== What you will do ==
Reprint every line of the data, keeping each character intact.

(Data excerpts)
----
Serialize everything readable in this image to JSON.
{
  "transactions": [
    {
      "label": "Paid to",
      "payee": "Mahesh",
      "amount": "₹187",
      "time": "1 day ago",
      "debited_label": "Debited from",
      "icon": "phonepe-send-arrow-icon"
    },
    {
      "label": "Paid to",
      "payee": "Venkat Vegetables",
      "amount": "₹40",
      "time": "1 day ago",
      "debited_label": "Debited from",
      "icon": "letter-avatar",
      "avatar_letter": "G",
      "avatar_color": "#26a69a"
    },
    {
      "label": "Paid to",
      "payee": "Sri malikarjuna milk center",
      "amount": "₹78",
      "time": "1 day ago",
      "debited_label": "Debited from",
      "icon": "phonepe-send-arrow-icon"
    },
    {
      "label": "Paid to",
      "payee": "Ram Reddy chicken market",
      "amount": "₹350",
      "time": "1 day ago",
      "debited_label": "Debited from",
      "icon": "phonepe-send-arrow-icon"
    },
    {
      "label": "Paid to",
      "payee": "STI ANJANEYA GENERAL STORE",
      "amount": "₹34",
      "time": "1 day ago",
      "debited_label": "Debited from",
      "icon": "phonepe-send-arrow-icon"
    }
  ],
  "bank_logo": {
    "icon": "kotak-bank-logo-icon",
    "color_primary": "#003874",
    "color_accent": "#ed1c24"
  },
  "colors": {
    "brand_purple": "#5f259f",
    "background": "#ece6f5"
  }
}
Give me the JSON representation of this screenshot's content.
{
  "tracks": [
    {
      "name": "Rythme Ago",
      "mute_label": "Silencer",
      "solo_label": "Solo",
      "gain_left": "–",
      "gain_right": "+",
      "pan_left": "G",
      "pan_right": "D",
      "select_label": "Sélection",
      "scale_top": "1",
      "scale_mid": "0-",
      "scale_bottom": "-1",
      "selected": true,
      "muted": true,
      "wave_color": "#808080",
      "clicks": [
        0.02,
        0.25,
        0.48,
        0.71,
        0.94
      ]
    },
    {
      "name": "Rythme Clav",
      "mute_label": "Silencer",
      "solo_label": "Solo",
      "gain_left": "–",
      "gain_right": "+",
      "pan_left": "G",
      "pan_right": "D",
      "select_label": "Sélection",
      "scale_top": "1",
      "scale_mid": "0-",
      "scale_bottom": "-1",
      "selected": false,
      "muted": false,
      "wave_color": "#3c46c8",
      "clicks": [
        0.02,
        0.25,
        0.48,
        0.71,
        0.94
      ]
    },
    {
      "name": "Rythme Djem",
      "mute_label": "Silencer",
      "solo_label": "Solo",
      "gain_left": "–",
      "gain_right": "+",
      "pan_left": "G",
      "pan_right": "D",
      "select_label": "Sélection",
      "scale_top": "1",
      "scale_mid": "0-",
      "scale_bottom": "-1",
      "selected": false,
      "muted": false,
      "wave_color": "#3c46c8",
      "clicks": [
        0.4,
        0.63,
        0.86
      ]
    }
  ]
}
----
== Task result ==
Serialize everything readable in this image to JSON.
{
  "transactions": [
    {
      "label": "Paid to",
      "payee": "Mahesh",
      "amount": "₹187",
      "time": "1 day ago",
      "debited_label": "Debited from",
      "icon": "phonepe-send-arrow-icon"
    },
    {
      "label": "Paid to",
      "payee": "Venkat Vegetables",
      "amount": "₹40",
      "time": "1 day ago",
      "debited_label": "Debited from",
      "icon": "letter-avatar",
      "avatar_letter": "G",
      "avatar_color": "#26a69a"
    },
    {
      "label": "Paid to",
      "payee": "Sri malikarjuna milk center",
      "amount": "₹78",
      "time": "1 day ago",
      "debited_label": "Debited from",
      "icon": "phonepe-send-arrow-icon"
    },
    {
      "label": "Paid to",
      "payee": "Ram Reddy chicken market",
      "amount": "₹350",
      "time": "1 day ago",
      "debited_label": "Debited from",
      "icon": "phonepe-send-arrow-icon"
    },
    {
      "label": "Paid to",
      "payee": "STI ANJANEYA GENERAL STORE",
      "amount": "₹34",
      "time": "1 day ago",
      "debited_label": "Debited from",
      "icon": "phonepe-send-arrow-icon"
    }
  ],
  "bank_logo": {
    "icon": "kotak-bank-logo-icon",
    "color_primary": "#003874",
    "color_accent": "#ed1c24"
  },
  "colors": {
    "brand_purple": "#5f259f",
    "background": "#ece6f5"
  }
}
Give me the JSON representation of this screenshot's content.
{
  "tracks": [
    {
      "name": "Rythme Ago",
      "mute_label": "Silencer",
      "solo_label": "Solo",
      "gain_left": "–",
      "gain_right": "+",
      "pan_left": "G",
      "pan_right": "D",
      "select_label": "Sélection",
      "scale_top": "1",
      "scale_mid": "0-",
      "scale_bottom": "-1",
      "selected": true,
      "muted": true,
      "wave_color": "#808080",
      "clicks": [
        0.02,
        0.25,
        0.48,
        0.71,
        0.94
      ]
    },
    {
      "name": "Rythme Clav",
      "mute_label": "Silencer",
      "solo_label": "Solo",
      "gain_left": "–",
      "gain_right": "+",
      "pan_left": "G",
      "pan_right": "D",
      "select_label": "Sélection",
      "scale_top": "1",
      "scale_mid": "0-",
      "scale_bottom": "-1",
      "selected": false,
      "muted": false,
      "wave_color": "#3c46c8",
      "clicks": [
        0.02,
        0.25,
        0.48,
        0.71,
        0.94
      ]
    },
    {
      "name": "Rythme Djem",
      "mute_label": "Silencer",
      "solo_label": "Solo",
      "gain_left": "–",
      "gain_right": "+",
      "pan_left": "G",
      "pan_right": "D",
      "select_label": "Sélection",
      "scale_top": "1",
      "scale_mid": "0-",
      "scale_bottom": "-1",
      "selected": false,
      "muted": false,
      "wave_color": "#3c46c8",
      "clicks": [
        0.4,
        0.63,
        0.86
      ]
    }
  ]
}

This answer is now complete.